Now that you have grasped riding the clutch meaning, you need to learn how to avoid doing so.
If you do have the habit of riding the clutch, the biggest clue that you’re causing excessive wear-and-tear to the clutch is a distinctive burning smell from the clutch plates as they slip on the gearbox shaft. If you do notice this smell, adjust your footing accordingly.
Automatic or Semi-automatic Gearbox
There are a few ways to avoid riding the clutch in a manual car, but the other way to avoid it altogether is by buying a car with an automatic or semi-automatic gearbox. With no pedal to rest on, and thus more foot space, you’ll never need to worry about riding the clutch, and having to pay expensive repairs when the clutch fails prematurely.
Adjust Your Driving Position
One reason for riding the clutch could be a poor driving position. If you sit too close to the pedals, you might not have enough legroom to put your left foot in a comfortable position elsewhere and might end up unintentionally resting it on the clutch pedal.
To remedy this, you need to find ways to adjust your driving position. The best way to do this is to press the clutch pedal with your leg locked in a fully straight position, then move the seat until you are pushing the clutch pedal against the bulkhead in the driver’s foot well. Once the seat is adjusted, take your foot off the pedal, and you should have enough leg room to comfortably move your foot away from the clutch pedal and rest it on the floor.
Many cars come with an off-clutch footrest that makes it far easier to avoid riding the clutch. However, if you’re driving a car with a cramped footwell, see if you can position your foot behind the clutch pedal. It’s not ideal, but at least you can drive without touching the clutch pedal unduly.
Use Neutral More
The rule of thumb for manual transmission vehicles is to use neutral more and your clutch less. You need to have your foot on the clutch to start your car, to shift up or down, and to stop. Otherwise, keep your foot off the clutch.

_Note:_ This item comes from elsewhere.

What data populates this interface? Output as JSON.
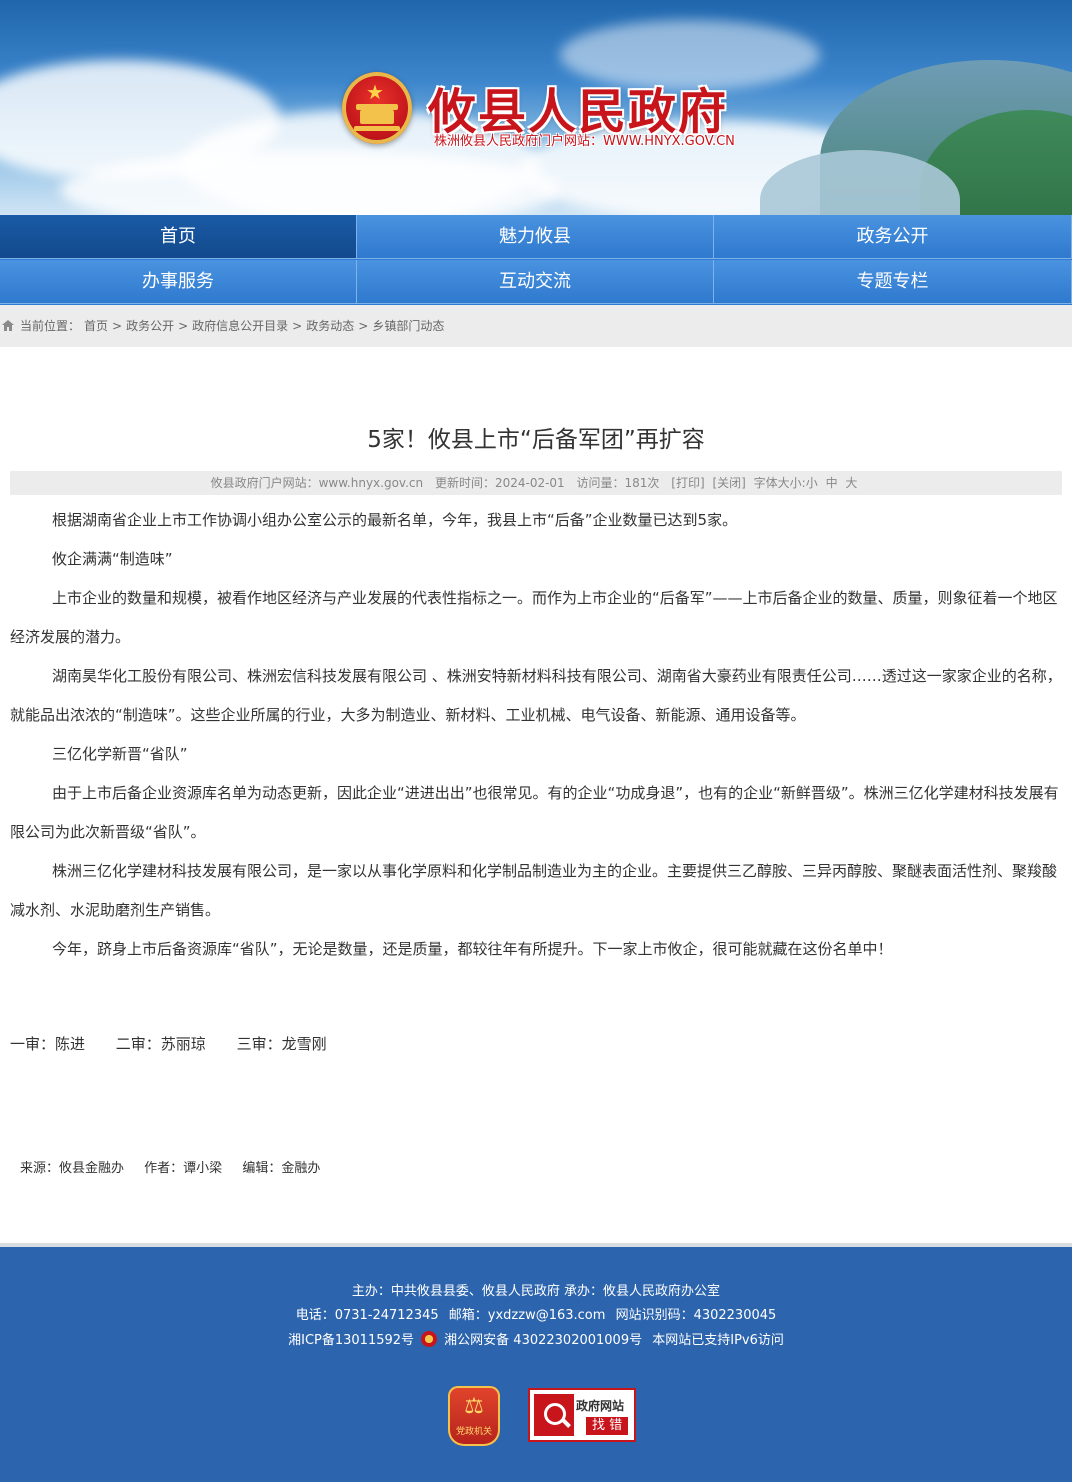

When you’re going downhill, downshift and use your brakes or shift into neutral and use your brakes to slow down. In traffic, allow a greater distance between your car and the one in front of you and coast a little more with the traffic flow.
When you’re stopping at a red light, don’t keep your car in gear as this will make your clutch suffer from unnecessary wear and tear. When you’re putting your car into gear while stopping, you’re essentially pressing the three main parts of your clutch into one another: the spring, the bearing, and the diaphragm.
Instead, let the clutch out, put your car in neutral and use your break until the light changes. This allows it to relax and avoid excessive wear.
Changing Gear: Be Quick and Decisive
When you need to change gear, try to see far down the road so that you have room to think ahead about the obstacles which you will encounter. The purpose is to try to maintain a constant speed rather than changing gear every now and then.
Also, be decisive and quick handed. Don’t linger when changing gears. This is a common problem with new drivers when they are first learning how to drive a manual vehicle. Changing gear only requires a mere few seconds. The longer you press down the clutch pedal each time you change gear, the more unnecessary strain and wear you are putting on your clutch.
Although changing gears happens in a blink of an eye, you’ll be changing gears many times on an average journey and this can add up very quickly over time.
Use the Handbrake when Parking
Whenever possible, you should use the handbrake to secure the car when parking instead of leaving your car parked in gear. Leaving a vehicle parked in gear puts strain on the clutch even when the engine is switched off. Instead, using the handbrake will reduce the amount of pressure put on the clutch disc when you are not driving, thus less wear in the long run.